Food Poetry

Food Poetry

From the Huffington Post:

Apparently the sidewalk hasn’t quite ended for Shel Silverstein’s bibliography. Today marked the release of a new edition of previously unpublished poems and illustrations by the children’s poet, who died 12 years ago. The collection is called “Every Thing On It,” after a poem in the collection on the topic of a fully-loaded hot dog.

But the titular frankfurter isn’t the only food mentioned in the volume. NPR gave listeners a sneak preview of “Every Thing On It,” appending one poem, “Italian Food,” that commemorates delicious pastas and antipastas, and their euphonic names. Here’s the poem:

Italian Food
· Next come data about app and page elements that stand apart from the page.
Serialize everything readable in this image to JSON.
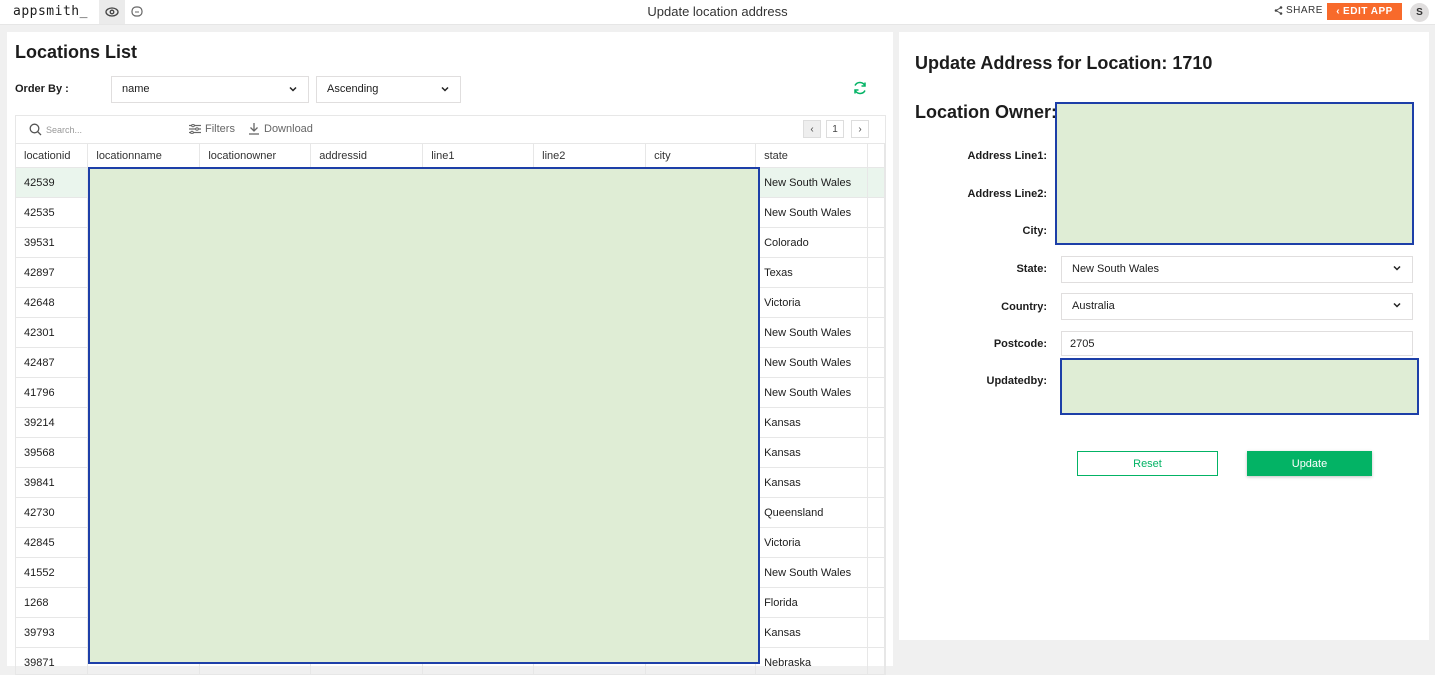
{
  "topbar": {
    "brand": "appsmith_",
    "title": "Update location address",
    "share_label": "SHARE",
    "edit_label": "EDIT APP",
    "avatar_initial": "S"
  },
  "list": {
    "title": "Locations List",
    "order_by_label": "Order By :",
    "order_field": "name",
    "order_direction": "Ascending",
    "search_placeholder": "Search...",
    "filters_label": "Filters",
    "download_label": "Download",
    "page_number": "1",
    "columns": [
      "locationid",
      "locationname",
      "locationowner",
      "addressid",
      "line1",
      "line2",
      "city",
      "state"
    ],
    "rows": [
      {
        "id": "42539",
        "state": "New South Wales"
      },
      {
        "id": "42535",
        "state": "New South Wales"
      },
      {
        "id": "39531",
        "state": "Colorado"
      },
      {
        "id": "42897",
        "state": "Texas"
      },
      {
        "id": "42648",
        "state": "Victoria"
      },
      {
        "id": "42301",
        "state": "New South Wales"
      },
      {
        "id": "42487",
        "state": "New South Wales"
      },
      {
        "id": "41796",
        "state": "New South Wales"
      },
      {
        "id": "39214",
        "state": "Kansas"
      },
      {
        "id": "39568",
        "state": "Kansas"
      },
      {
        "id": "39841",
        "state": "Kansas"
      },
      {
        "id": "42730",
        "state": "Queensland"
      },
      {
        "id": "42845",
        "state": "Victoria"
      },
      {
        "id": "41552",
        "state": "New South Wales"
      },
      {
        "id": "1268",
        "state": "Florida"
      },
      {
        "id": "39793",
        "state": "Kansas"
      },
      {
        "id": "39871",
        "state": "Nebraska"
      }
    ]
  },
  "form": {
    "title": "Update Address for Location: 1710",
    "owner_label": "Location Owner:",
    "line1_label": "Address Line1:",
    "line2_label": "Address Line2:",
    "city_label": "City:",
    "state_label": "State:",
    "state_value": "New South Wales",
    "country_label": "Country:",
    "country_value": "Australia",
    "postcode_label": "Postcode:",
    "postcode_value": "2705",
    "updatedby_label": "Updatedby:",
    "reset_label": "Reset",
    "update_label": "Update"
  },
  "colors": {
    "accent": "#03b365",
    "edit_app": "#f86a2b",
    "redaction_fill": "#dfedd5",
    "redaction_border": "#1d3fa8"
  }
}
Oh, how I love Italian food.
I eat it all the time,
Not just ’cause how good it tastes
But ’cause how good it rhymes.
Minestrone, cannelloni,
Macaroni, rigatoni,
Spaghettini, scallopini,
Escarole, braciole,
Insalata, cremolata, manicotti,
Marinara, carbonara,
Shrimp francese, Bolognese,
Ravioli, mostaccioli,
Mozzarella, tagliatelle,
Fried zucchini, rollatini,
Fettuccine, green linguine,
Tortellini, Tetrazzini,
Oops—I think I split my jeani.